The Treasury’s upcoming comprehensive spending review should be zero-based, meaning that every programme in every department is measured against its importance for recovery and levelling up the country. If a programme isn’t delivering value for the taxpayer, it has no business spending their money.
Some reforms make sense given the wider circumstances. Relaxing regulations on childcare provision, for example, has the potential to rein in a multi-billion-pound government bill whilst also reducing the cost of living and encouraging parents to return to work.
Secondly, the Government should avoid tax increases that weaken the businesses driving our recovery. Trying to restore the health of the Government’s accounts by clawing back money from Britain’s SMEs and entrepreneurs would take a scythe to any green shoots and stymie economic growth.
This would be a good opportunity to commission a system-wide review of our tax system with a view to delivering increases in revenue through improving incentives and minimising distortions.
Above all else, the government must remember that the faster we recover in the short term, the fewer unpopular tax and spending decisions will be needed over the next four years.
Consequently, our third and most important priority is the vigorous pursuit of growth. The objective of this is not only to recover lost ground as swiftly as possible, but to use the pandemic as an opportunity to put an end to the poor growth rates of the past few years and set our country on a path of solid and sustained expansion.
With real interest rates below zero the government can dramatically increase its investment in infrastructure, particularly in left-behind regions. As well as providing an immediate boost to economic activity this would drive improvements in productivity and long-term growth.
Successive governments have discovered the hard way that infrastructure projects are easy to announce, but difficult to realise. We need to simplify the disjointed, dysfunctional framework through which infrastructure is planned and delivered. Strengthening the National Infrastructure Commission and setting up a British Infrastructure Bank would be a good place to start.
When businesses are struggling to stay afloat, the last thing they should have to worry about is new red tape. There should be a moratorium on all nonurgent regulation, and a cross-government review on what existing rules could be temporarily waived.
In the long term, if we want to be world-leaders in high-growth sectors such as life sciences and artificial intelligence we have to develop a regulatory regime that better accommodates innovation and change.
I’m determined to see our country step confidently into its future by making the most of the economic opportunities that Brexit presents. The government has made good progress towards establishing new freeports as a way of driving growth and creating thousands of high-skilled jobs in towns and cities across the UK.

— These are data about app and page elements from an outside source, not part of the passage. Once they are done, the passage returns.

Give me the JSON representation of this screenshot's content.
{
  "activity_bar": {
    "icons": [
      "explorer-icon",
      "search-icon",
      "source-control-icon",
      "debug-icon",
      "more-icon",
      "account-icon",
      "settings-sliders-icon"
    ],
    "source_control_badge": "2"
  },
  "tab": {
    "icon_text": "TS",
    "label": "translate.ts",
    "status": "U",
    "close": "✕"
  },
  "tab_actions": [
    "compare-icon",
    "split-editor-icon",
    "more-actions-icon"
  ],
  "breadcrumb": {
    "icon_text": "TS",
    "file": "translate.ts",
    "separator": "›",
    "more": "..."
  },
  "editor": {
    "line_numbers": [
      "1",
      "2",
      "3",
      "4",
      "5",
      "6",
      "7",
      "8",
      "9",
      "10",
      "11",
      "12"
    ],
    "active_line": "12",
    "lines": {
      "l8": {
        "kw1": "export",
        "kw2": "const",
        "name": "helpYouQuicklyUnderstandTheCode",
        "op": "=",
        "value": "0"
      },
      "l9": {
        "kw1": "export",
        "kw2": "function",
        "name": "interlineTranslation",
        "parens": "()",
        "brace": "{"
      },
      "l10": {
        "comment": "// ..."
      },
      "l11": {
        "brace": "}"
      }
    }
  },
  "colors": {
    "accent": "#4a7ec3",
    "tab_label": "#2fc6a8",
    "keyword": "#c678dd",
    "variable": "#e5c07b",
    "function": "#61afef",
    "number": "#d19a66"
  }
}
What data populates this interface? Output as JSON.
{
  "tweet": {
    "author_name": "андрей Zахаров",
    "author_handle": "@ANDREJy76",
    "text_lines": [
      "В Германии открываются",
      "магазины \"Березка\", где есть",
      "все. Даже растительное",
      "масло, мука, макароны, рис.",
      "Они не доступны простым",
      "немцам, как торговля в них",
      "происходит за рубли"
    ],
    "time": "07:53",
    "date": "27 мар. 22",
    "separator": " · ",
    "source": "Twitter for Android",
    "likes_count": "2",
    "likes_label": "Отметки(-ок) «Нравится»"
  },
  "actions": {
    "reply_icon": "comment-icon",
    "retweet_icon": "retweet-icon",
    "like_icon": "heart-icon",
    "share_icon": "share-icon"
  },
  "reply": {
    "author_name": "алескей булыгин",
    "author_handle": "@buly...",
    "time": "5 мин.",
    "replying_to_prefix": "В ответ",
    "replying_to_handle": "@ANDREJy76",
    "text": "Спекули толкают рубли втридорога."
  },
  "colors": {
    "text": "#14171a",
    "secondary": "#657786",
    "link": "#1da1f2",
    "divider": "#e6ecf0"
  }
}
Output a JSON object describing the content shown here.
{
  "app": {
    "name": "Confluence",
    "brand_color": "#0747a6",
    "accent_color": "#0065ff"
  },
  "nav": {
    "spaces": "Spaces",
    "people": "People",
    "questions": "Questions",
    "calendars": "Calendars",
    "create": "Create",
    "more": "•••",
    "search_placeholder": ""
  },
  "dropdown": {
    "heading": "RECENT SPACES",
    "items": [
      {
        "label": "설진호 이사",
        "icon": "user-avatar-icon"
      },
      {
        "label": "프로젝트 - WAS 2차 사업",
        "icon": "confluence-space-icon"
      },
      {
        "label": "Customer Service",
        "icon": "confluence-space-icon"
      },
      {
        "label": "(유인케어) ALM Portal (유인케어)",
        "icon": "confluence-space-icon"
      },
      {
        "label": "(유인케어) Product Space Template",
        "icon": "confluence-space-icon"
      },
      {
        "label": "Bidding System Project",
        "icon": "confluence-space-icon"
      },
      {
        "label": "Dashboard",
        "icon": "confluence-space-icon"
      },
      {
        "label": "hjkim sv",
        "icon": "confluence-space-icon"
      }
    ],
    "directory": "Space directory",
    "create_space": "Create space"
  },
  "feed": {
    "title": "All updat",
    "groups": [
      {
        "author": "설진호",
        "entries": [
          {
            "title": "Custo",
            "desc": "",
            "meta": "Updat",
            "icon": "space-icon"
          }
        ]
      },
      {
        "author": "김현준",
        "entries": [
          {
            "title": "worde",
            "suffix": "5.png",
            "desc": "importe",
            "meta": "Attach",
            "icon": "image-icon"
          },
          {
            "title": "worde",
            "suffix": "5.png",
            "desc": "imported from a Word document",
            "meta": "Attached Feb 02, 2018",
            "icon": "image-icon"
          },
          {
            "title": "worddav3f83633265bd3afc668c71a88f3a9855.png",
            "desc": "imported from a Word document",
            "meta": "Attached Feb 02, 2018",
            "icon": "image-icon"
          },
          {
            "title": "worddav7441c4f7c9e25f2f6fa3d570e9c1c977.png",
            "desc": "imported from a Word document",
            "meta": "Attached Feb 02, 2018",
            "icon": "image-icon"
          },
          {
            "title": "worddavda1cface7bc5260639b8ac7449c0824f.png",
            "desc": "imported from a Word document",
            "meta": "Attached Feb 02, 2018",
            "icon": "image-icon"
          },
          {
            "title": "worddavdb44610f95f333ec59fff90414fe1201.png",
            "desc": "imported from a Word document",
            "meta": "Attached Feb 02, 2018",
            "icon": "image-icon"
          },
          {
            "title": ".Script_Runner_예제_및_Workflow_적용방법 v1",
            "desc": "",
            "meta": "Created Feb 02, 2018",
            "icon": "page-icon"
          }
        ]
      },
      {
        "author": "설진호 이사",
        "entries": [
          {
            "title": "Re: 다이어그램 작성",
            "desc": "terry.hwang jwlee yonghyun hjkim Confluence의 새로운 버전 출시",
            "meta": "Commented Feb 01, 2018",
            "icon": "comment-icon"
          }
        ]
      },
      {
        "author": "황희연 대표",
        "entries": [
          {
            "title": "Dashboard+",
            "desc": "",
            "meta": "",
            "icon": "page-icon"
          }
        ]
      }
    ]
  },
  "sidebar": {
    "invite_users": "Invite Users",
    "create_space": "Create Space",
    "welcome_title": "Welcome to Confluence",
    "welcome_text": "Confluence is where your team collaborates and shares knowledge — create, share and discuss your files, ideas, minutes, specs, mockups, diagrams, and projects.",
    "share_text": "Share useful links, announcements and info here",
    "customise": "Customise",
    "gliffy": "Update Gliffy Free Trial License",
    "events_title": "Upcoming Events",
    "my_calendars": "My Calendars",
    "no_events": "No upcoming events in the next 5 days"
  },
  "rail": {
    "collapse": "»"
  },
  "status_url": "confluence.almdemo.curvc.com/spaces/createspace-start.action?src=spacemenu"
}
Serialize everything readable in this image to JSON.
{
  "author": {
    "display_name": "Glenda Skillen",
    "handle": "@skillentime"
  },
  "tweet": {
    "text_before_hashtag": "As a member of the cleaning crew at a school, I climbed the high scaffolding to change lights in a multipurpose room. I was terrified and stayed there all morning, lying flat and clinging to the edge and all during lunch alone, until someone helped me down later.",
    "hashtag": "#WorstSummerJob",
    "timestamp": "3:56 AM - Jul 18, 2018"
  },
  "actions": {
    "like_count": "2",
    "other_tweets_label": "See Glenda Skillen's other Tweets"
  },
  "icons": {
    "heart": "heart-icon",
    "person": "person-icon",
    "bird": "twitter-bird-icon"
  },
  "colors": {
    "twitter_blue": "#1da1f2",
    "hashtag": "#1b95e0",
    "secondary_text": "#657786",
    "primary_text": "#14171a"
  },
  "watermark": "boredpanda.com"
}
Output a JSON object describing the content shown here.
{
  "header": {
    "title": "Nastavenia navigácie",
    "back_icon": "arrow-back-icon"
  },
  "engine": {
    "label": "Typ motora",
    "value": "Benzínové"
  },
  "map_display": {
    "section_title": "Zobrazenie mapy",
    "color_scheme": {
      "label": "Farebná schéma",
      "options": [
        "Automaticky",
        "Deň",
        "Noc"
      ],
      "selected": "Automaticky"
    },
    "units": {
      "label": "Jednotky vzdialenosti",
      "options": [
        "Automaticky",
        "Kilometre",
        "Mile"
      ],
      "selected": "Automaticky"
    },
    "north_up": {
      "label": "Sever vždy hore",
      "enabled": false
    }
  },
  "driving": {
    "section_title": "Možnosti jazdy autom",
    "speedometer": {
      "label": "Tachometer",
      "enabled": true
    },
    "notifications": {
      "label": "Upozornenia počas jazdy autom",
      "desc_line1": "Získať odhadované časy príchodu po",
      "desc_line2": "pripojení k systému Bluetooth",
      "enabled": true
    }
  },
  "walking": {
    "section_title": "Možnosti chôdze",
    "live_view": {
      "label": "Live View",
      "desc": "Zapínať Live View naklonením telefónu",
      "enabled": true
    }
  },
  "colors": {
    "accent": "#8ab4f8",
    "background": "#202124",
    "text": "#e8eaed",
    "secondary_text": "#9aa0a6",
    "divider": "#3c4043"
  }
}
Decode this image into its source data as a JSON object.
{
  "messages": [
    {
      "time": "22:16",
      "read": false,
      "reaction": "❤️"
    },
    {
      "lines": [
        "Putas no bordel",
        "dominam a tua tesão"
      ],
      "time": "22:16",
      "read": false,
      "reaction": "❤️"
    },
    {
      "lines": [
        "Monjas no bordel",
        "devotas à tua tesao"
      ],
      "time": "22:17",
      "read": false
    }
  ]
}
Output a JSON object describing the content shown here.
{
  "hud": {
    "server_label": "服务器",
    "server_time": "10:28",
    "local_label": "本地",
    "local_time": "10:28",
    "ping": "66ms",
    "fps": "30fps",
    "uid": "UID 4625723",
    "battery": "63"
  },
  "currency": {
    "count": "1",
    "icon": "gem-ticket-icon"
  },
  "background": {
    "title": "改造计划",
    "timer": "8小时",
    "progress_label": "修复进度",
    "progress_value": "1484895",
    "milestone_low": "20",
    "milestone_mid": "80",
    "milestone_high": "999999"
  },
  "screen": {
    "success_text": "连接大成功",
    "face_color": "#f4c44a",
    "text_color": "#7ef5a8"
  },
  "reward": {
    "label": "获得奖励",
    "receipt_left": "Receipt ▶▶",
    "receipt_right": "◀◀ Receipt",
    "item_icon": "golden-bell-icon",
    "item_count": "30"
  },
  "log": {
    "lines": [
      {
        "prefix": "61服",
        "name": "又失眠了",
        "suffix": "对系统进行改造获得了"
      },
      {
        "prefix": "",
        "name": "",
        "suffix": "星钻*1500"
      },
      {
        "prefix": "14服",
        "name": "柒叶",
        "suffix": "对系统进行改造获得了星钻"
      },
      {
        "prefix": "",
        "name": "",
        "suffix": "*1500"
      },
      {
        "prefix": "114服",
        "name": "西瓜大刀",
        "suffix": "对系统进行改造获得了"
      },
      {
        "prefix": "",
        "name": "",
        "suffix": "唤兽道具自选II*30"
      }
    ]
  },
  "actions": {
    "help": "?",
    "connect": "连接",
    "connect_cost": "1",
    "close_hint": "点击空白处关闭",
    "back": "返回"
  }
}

However, you shouldn’t have to live on the coastline or next to a major airport to benefit from our newfound economic freedom. The Government should seek to match it’s maritime ambitions with new enterprise zones for landlocked areas, boosting investment and opportunity as part of our mission to level up the regions.
While the challenge facing my colleagues in government is immense, I am in no doubt that they possess the imagination and resolve to overcome it. Growth is the key to getting us out of this crisis. With the right reforms, we can not only rebuild the economy but put it on even firmer foundations than before.
The Centre for Policy Studies’ Going for Growth Conference will be running online from 0900 to 1700 today. ‘Robert Colvile in conversation with the Rt Hon Sajid Javid MP’ will be broadcast from 12:45..